APA 6th Edition Dretar, M. (2011). Tragom nestale židovske zajednice. Historia Varasdiensis, 1 (1), 195-213. Preuzeto s https://hrcak.srce.hr/85411
MLA 8th Edition Dretar, Milivoj. "Tragom nestale židovske zajednice." Historia Varasdiensis, vol. 1, br. 1, 2011, str. 195-213. https://hrcak.srce.hr/85411. Citirano 11.05.2021.
Chicago 17th Edition Dretar, Milivoj. "Tragom nestale židovske zajednice." Historia Varasdiensis 1, br. 1 (2011): 195-213. https://hrcak.srce.hr/85411
Harvard Dretar, M. (2011). 'Tragom nestale židovske zajednice', Historia Varasdiensis, 1(1), str. 195-213. Preuzeto s: https://hrcak.srce.hr/85411 (Datum pristupa: 11.05.2021.)

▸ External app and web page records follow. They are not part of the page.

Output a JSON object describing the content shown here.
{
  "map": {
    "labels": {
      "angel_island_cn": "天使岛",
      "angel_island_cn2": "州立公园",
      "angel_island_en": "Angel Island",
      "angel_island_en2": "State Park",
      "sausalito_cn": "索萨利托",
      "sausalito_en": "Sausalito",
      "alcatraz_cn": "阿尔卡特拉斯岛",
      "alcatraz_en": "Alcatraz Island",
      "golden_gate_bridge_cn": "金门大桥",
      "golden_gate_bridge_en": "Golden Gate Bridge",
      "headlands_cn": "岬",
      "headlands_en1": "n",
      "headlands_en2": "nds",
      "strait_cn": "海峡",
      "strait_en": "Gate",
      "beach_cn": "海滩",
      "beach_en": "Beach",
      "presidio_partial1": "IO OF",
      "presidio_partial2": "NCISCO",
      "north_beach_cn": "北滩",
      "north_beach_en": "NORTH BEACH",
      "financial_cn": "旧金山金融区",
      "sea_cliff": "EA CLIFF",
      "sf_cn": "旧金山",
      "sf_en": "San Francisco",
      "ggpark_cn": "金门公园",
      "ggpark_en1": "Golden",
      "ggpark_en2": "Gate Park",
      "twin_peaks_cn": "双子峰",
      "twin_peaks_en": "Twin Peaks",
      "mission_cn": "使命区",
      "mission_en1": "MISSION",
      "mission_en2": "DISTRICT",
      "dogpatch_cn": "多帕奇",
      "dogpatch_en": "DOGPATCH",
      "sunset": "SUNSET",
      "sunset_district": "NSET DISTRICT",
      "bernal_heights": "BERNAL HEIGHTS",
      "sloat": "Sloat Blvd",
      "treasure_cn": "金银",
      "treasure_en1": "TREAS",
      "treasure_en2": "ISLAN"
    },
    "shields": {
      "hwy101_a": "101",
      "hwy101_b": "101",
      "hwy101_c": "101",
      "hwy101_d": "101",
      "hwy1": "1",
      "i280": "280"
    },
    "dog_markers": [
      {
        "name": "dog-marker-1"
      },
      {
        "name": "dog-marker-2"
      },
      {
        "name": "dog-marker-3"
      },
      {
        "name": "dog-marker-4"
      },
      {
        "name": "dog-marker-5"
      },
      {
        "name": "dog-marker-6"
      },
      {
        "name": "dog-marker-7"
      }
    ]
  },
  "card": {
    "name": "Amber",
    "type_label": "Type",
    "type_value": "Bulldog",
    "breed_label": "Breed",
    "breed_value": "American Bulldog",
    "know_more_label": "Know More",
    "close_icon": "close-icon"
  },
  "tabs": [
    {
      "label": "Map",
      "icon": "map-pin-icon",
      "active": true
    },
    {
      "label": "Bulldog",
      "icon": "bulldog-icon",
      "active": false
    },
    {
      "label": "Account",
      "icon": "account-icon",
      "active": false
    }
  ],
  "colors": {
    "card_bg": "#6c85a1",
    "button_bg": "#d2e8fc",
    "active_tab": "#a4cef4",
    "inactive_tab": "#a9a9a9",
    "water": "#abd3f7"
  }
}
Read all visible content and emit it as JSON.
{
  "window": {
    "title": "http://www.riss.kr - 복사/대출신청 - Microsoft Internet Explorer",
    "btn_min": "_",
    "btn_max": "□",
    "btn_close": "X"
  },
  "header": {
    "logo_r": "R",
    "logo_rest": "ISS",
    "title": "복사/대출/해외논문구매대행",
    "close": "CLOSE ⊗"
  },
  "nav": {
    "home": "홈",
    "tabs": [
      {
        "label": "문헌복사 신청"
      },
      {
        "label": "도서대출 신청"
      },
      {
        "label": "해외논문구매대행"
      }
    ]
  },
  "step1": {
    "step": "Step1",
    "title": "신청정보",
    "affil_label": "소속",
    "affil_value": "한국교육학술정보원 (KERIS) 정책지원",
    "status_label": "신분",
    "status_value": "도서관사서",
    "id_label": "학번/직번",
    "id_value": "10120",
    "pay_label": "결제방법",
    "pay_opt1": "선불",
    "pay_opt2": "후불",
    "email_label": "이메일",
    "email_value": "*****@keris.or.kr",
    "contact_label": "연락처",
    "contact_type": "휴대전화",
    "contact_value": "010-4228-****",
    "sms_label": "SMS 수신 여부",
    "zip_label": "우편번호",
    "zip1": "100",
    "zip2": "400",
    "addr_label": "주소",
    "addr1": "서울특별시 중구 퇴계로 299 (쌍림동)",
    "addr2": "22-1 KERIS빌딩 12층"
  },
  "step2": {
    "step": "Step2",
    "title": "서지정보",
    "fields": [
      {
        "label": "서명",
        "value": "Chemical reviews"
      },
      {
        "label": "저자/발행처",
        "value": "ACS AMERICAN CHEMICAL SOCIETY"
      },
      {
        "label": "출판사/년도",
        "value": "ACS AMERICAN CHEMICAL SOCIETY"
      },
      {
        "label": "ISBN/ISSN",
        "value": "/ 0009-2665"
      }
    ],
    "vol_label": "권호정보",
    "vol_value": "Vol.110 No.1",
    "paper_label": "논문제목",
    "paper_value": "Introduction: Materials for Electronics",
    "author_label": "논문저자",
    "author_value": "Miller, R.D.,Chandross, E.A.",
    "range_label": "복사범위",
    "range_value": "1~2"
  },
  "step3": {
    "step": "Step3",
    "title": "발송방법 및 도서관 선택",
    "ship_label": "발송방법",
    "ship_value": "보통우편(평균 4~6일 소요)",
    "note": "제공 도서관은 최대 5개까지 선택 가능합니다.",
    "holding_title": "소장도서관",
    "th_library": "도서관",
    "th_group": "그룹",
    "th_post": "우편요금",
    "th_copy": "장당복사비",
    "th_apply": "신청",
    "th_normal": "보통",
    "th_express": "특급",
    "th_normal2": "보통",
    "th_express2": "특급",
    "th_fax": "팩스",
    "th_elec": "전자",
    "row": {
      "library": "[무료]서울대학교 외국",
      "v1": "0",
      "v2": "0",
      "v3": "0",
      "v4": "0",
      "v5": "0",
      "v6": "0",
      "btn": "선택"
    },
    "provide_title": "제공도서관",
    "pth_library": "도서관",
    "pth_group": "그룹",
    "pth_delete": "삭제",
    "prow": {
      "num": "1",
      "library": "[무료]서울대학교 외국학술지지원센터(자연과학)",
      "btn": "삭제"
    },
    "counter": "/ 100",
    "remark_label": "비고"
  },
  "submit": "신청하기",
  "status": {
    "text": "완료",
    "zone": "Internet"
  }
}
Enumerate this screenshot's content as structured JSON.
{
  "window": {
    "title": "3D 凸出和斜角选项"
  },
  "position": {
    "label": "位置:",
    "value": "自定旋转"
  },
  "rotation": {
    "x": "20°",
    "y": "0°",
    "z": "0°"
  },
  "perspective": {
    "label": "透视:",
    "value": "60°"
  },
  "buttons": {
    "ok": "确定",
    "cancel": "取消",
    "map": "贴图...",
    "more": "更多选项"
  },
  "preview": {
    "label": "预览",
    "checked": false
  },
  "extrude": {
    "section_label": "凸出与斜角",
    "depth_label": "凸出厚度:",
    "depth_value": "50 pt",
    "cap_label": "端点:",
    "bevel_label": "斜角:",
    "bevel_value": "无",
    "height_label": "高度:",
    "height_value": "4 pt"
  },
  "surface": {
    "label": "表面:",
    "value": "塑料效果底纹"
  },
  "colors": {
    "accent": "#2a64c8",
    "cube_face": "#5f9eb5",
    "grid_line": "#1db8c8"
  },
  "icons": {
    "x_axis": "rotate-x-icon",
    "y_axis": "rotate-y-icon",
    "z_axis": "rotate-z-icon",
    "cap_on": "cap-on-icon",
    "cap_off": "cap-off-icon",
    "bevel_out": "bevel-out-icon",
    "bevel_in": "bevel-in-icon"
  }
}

Vancouver Dretar M. Tragom nestale židovske zajednice. Historia Varasdiensis [Internet]. 2011 [pristupljeno 11.05.2021.];1(1):195-213. Dostupno na: https://hrcak.srce.hr/85411
IEEE M. Dretar, "Tragom nestale židovske zajednice", Historia Varasdiensis, vol.1, br. 1, str. 195-213, 2011. [Online]. Dostupno na: https://hrcak.srce.hr/85411. [Citirano: 11.05.2021.]
Sažetak The first mention of Jews as related to Ludbreg appears in the year 1768, when the Jews of the Hungarian parish Zala complained about having to pay fines at the Ludbreg Fair. They tended to stay in each place for several days in order to trade but were required to pay various fees since they were not welcome by local authorities. More significant immigration from the Austrian territories and from Hungary began at the end of the 18th century. At that time Jews began settling in larger towns such as Varazdin, Koprivnica, and Krizevci, later migrating to Ludbreg, the market town then ruled by the Counts of Betthyany. The middle of the 19th century saw an increase in the number of Jews who settled in these parts, and their number grew to 265, according to records from the year 1900. Most of them lived in Ludbreg, but were also present in practically all of the surrounding villages where they were mostly shop or restaurant owners or were engaged in running small industrial enterprises (brickyards, flour mills and mines). Some individuals were involved in more profitable pursuits such as medicine, law and banking. The Jews of Ludbreg broke of from the Koprivnica Jewish community in 1881 and established the “Religious Israelite Community of Ludbreg”. The first official rabbi of the community, Leopold Fleishman, is mentioned in 1885; the community cemetery was founded in 1890. The year 1895 is the date that marks the construction of the synagogue in Ludbreg. This synagogue was destroyed in 1942 and razed after WWII. Ludbreg’s Jews participated in the activities of most of the town’s economic and cultural associations. They were also engaged in the activities of their own societies: Chevra Kadisha, Jewish Social Work Association, and the Zionist association “Agudat Zion”. Jews were well integrated into the daily life of Ludbreg, so that there was practically no overt anti-Semitism. There are, however, records of riots that occurred in the years 1903 and 1918 when rioters devastated some Jewish shops and the bank. Later, as World War II engulfed this area, so began the persecution of Jews. Most of the Jews perished in concentration camps: Jasenovac, Loborgrad, Đakovo, Jadovno, and Auschwitz. A total of about 160 Jews who had lived in the Ludbreg area or had their origins here were killed; only 50 survived the War, mostly those who joined the partisans or were hidden during the entire period of the war. Nothing remains of the former Jewish community of Ludbreg but a few survivors, their former homes, and a small cemetery.